If physicians are following that loose definition of epistemic authority that “hearsay” normally connotes – and as used in legal dramas on TV – in their diagnoses and treatment, then of course they are being negligent. But Muller is here not-so-subtly tainting the entire edifice of peer-reviewed science as mere “hearsay”, opening up the gap he needs, namely the gap that allows for “unevidenced-making-stuff-up” to be on equal epistemic footing.

Experience shows that “gold standard” research has largely been subverted by money. It is an open research secret that financial interests can be cleverly disguised in ways that make an auditor’s eyes glaze over. You do not have to take my word for it. Dr. Richard Horton, editor-in-chief of the prestigious Lancet, and former BMJ editor Fiona Godlee, agree.

Yes indeed, there are problems with established norms in research, publication, funding, paper-review and all the rest of it. But the (relatively few) examples of this that have been uncovered don’t discredit the entire project – they instead point to the fact that one shouldn’t be complacent about having blind trust in orthodox scientific bodies/research projects and their findings.

Not only are there crooks in research (who knows how many), but the quality of medical science done over DECADES is very bad (ask Richard Smith, former editor of the BMJ, Doug Altman, statistician, and John Ioannidis “Why most published research findings are false”) for a primer.

Yes, as above. But, failures in the conventional model indicate a need for extra vigilance with regard to assumptions, paradigms and findings we might previously have taken for granted. What they do not do is suddenly open up an evidentiary free-for-all: the fact that some findings that were thought to be robust ended up being questionable is not logically equivalent to the idea that all questionable hypotheses or findings are suddenly robust.

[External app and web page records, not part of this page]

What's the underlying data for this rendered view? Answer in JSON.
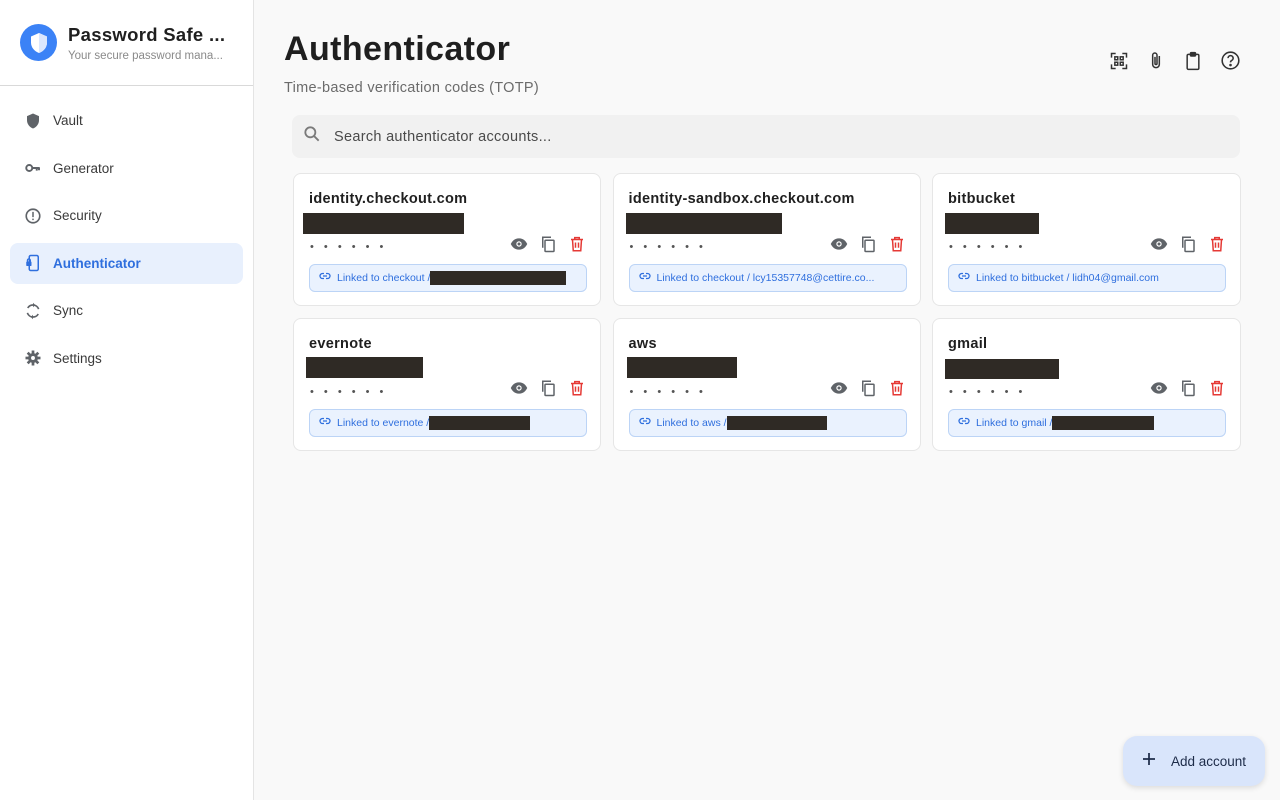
{
  "sidebar": {
    "app_title": "Password Safe ...",
    "app_subtitle": "Your secure password mana...",
    "items": [
      {
        "label": "Vault",
        "icon": "shield-icon",
        "active": false
      },
      {
        "label": "Generator",
        "icon": "key-icon",
        "active": false
      },
      {
        "label": "Security",
        "icon": "alert-circle-icon",
        "active": false
      },
      {
        "label": "Authenticator",
        "icon": "phone-lock-icon",
        "active": true
      },
      {
        "label": "Sync",
        "icon": "sync-icon",
        "active": false
      },
      {
        "label": "Settings",
        "icon": "gear-icon",
        "active": false
      }
    ]
  },
  "header": {
    "title": "Authenticator",
    "subtitle": "Time-based verification codes (TOTP)",
    "tools": [
      "qr-scan-icon",
      "attachment-icon",
      "clipboard-icon",
      "help-icon"
    ]
  },
  "search": {
    "placeholder": "Search authenticator accounts..."
  },
  "accounts": [
    {
      "name": "identity.checkout.com",
      "code": "• • • • • •",
      "link_text": "Linked to checkout / ",
      "link_redacted": true
    },
    {
      "name": "identity-sandbox.checkout.com",
      "code": "• • • • • •",
      "link_text": "Linked to checkout / lcy15357748@cettire.co...",
      "link_redacted": false
    },
    {
      "name": "bitbucket",
      "code": "• • • • • •",
      "link_text": "Linked to bitbucket / lidh04@gmail.com",
      "link_redacted": false
    },
    {
      "name": "evernote",
      "code": "• • • • • •",
      "link_text": "Linked to evernote / ",
      "link_redacted": true
    },
    {
      "name": "aws",
      "code": "• • • • • •",
      "link_text": "Linked to aws / ",
      "link_redacted": true
    },
    {
      "name": "gmail",
      "code": "• • • • • •",
      "link_text": "Linked to gmail / ",
      "link_redacted": true
    }
  ],
  "fab": {
    "label": "Add account"
  },
  "colors": {
    "accent": "#3b82f6",
    "active_bg": "#e8f0fd",
    "danger": "#e53935",
    "redaction": "#2f2a25"
  }
}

Says Annika: “If he can’t [elicit … consensus from the scientific orthodoxy that synergy is a valid model] and he nonetheless avers this stance, then clearly he is a quack.” This turns all GPs in the world into quacks. Almost no patient walks out of a consultation with less than three items on the prescription.

Yet it is a safe bet that no gold standard research was ever done on that particular combination. Ask the GP why (s)he does it and the answer is most likely, “The drugs support each other’s actions.” Why is the practice of synergy allowed in one field, but not in another?

Dispensing multiple medications is not a commitment to “synergy”. The more plausible explanation here is “patient X manifests symptoms a, b and c, and these three medications treat a, b, and c, and are not obviously contraindicated in combination”.

Admittedly, I haven’t been to very many GPs, but I’ve never heard one claiming that there is some magic in their combination, rather than that they address various aspects of my ailment, and are not obviously dangerous in combination.

There’s no appeal to “synergy” in cases I’ve encountered, and this seems an utterly illegitimate attempt to confer credence on the concept of “synergy” by re-describing “a combination of things” as being evidence of the sum amounting to more than the role of the individual parts.

As for placebo effect: It is so powerful, it should be a therapeutic option. Why not? With so many fake prescription medicines based on fake science, maybe that is how they work, anyhow? Who decides?

Well, I suppose because of informed consent, namely the ethical principle that patients should be made aware of what they are being given, and why? Perhaps a “synergistic” approach to medicine leaves room for deceiving patients, though – who knows what words really mean anymore.

By Jacques Rousseau

Jacques Rousseau teaches critical thinking and ethics at the University of Cape Town, South Africa, and is the founder and director of the Free Society Institute, a non-profit organisation promoting secular humanism and scientific reasoning.